What you didn't touch on in the article is calling Applescripts from the terminal. /usr/bin/osascript, osacompile, and osalang.
I wrote a basic script that tells iTunes to play my WakeUp playlist in the morning, and saved it in the Library/Scripts in my home (~) directory. From the Terminal you can run "/usr/bin/osascript /Users/bob/Library/Scripts/iTunesWakeup.scpt", without the quotes. .scpt seems to be the recommended extension, and you can save it as plain text (edited in vi or your favorite editor), or in the Script Editor format.
From the command line, this works. But you've got to have some way to get it to run at the right time. One kludge (I use it as a sleep timer because of 'at' problems) is to write a script, I call it bed and put it in my ~/bin.
sleep 1800;/Users/flowers/bin/iTunesStop &
Not much to it. When bed runs, it sleeps for 1800 seconds (30 minutes), then tells iTunes to stop. The & at the end puts the process in the background and returns the command prompt. The & will not work without the #!/bin/tcsh at the top. This is a complete hack, but it works.

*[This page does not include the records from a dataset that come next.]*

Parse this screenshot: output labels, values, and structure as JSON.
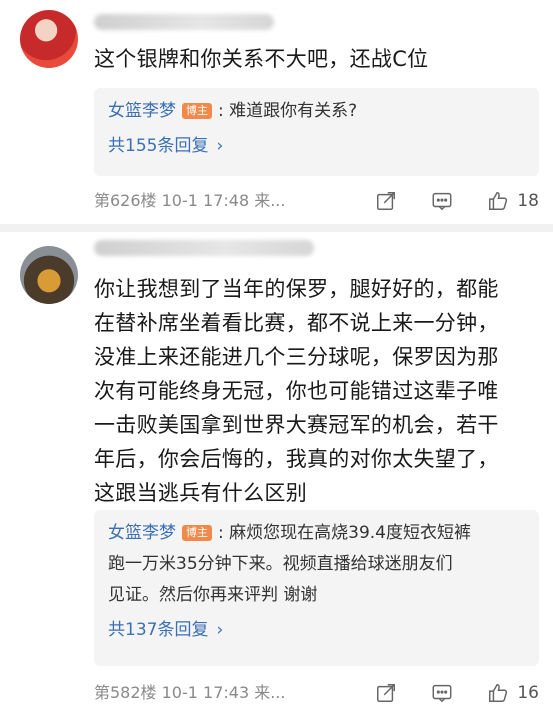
{
  "comments": [
    {
      "text": [
        "这个银牌和你关系不大吧，还战C位"
      ],
      "reply": {
        "author": "女篮李梦",
        "badge": "博主",
        "text": [
          ":  难道跟你有关系?"
        ],
        "count_label": "共155条回复"
      },
      "meta": "第626楼  10-1 17:48  来...",
      "likes": "18"
    },
    {
      "text": [
        "你让我想到了当年的保罗，腿好好的，都能",
        "在替补席坐着看比赛，都不说上来一分钟，",
        "没准上来还能进几个三分球呢，保罗因为那",
        "次有可能终身无冠，你也可能错过这辈子唯",
        "一击败美国拿到世界大赛冠军的机会，若干",
        "年后，你会后悔的，我真的对你太失望了，",
        "这跟当逃兵有什么区别"
      ],
      "reply": {
        "author": "女篮李梦",
        "badge": "博主",
        "text": [
          ": 麻烦您现在高烧39.4度短衣短裤",
          "跑一万米35分钟下来。视频直播给球迷朋友们",
          "见证。然后你再来评判   谢谢"
        ],
        "count_label": "共137条回复"
      },
      "meta": "第582楼  10-1 17:43  来...",
      "likes": "16"
    }
  ],
  "icons": {
    "chevron": "chevron-right-icon",
    "share": "share-icon",
    "comment": "comment-icon",
    "like": "thumbs-up-icon"
  },
  "colors": {
    "link": "#3b6fb6",
    "badge": "#f08a4b",
    "muted": "#8a8a8a"
  }
}
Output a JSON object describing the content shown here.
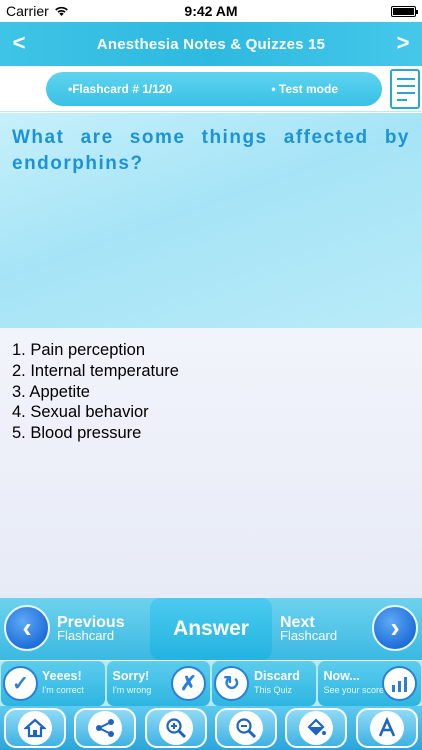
{
  "status_bar": {
    "carrier": "Carrier",
    "time": "9:42 AM"
  },
  "header": {
    "title": "Anesthesia Notes & Quizzes 15",
    "back_icon": "<",
    "forward_icon": ">"
  },
  "flashcard_bar": {
    "counter": "•Flashcard #  1/120",
    "mode": "• Test mode"
  },
  "question": "What are some things affected by endorphins?",
  "answer_lines": [
    "1. Pain perception",
    "2. Internal temperature",
    "3. Appetite",
    "4. Sexual behavior",
    "5. Blood pressure"
  ],
  "navigation": {
    "prev_label": "Previous",
    "prev_sub": "Flashcard",
    "answer_label": "Answer",
    "next_label": "Next",
    "next_sub": "Flashcard"
  },
  "actions": [
    {
      "label": "Yeees!",
      "sub": "I'm correct",
      "icon": "check-icon"
    },
    {
      "label": "Sorry!",
      "sub": "I'm wrong",
      "icon": "cross-icon"
    },
    {
      "label": "Discard",
      "sub": "This Quiz",
      "icon": "recycle-icon"
    },
    {
      "label": "Now...",
      "sub": "See your score",
      "icon": "chart-icon"
    }
  ],
  "tools": [
    "home-icon",
    "share-icon",
    "zoom-in-icon",
    "zoom-out-icon",
    "paint-bucket-icon",
    "font-icon"
  ],
  "colors": {
    "accent": "#3ec4e6",
    "question_text": "#1d93d6",
    "arrow_blue": "#1f6fd9"
  }
}
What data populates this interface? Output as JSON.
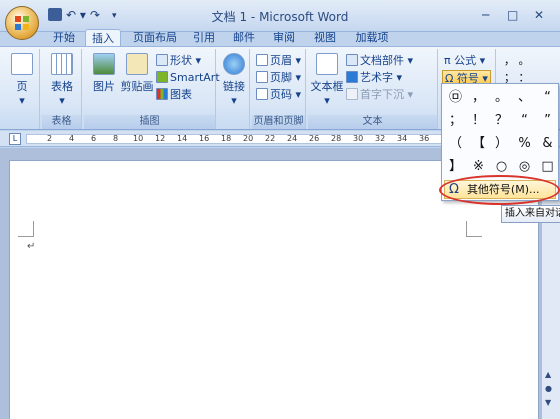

But OS X is unix, and it has cron. Why can't I schedule a cron job to call my Applescript? Well, for some reason you can and you can't. This has worked on and off since 10.0 through 10.1.4. Actually, it usually worked right after an update for a couple of days/weeks. Then, and I don't know why, it stops working. Since cron can send you the output from your jobs, i've got a log of what gets returned when this happens:
zsh: read-only variable: PWD
syntax error: Can't get the application's event dictionary. (-2709)
I don't get that error when I call it myself, but the exact line called from cron gives this error. Can you all from O'Reilly help out with this one, or is the Terminal/Applescript integration just not there yet?
As for a replacement for the "bed" script, 'at' is a program that allows convenient scheduling of scripts. To use it, it has to first be enabled in the /etc/crontab. To do this, su to root and remove the "#" from the start of the /usr/libexec/atrun line. After that "kill -HUP pid" where pid is cron's process id, this will restart cron and reread the crontab. As always, if you're done being root, stop being root.
'at' allows command scheduling like 'at +2 min', then users enter commands/scripts, terminated with Ctrl-D. Every 10 minutes, atrun executes and checks for any jobs that are expired. No, at isn't the most precise of timers, but it works well for this purpose. And, if you want to increase the resolution, you can go back and edit the crontab.
But, for some reason cron cannot call Applescripts properly. Does anyone have this working, or an explanation of what might be going wrong?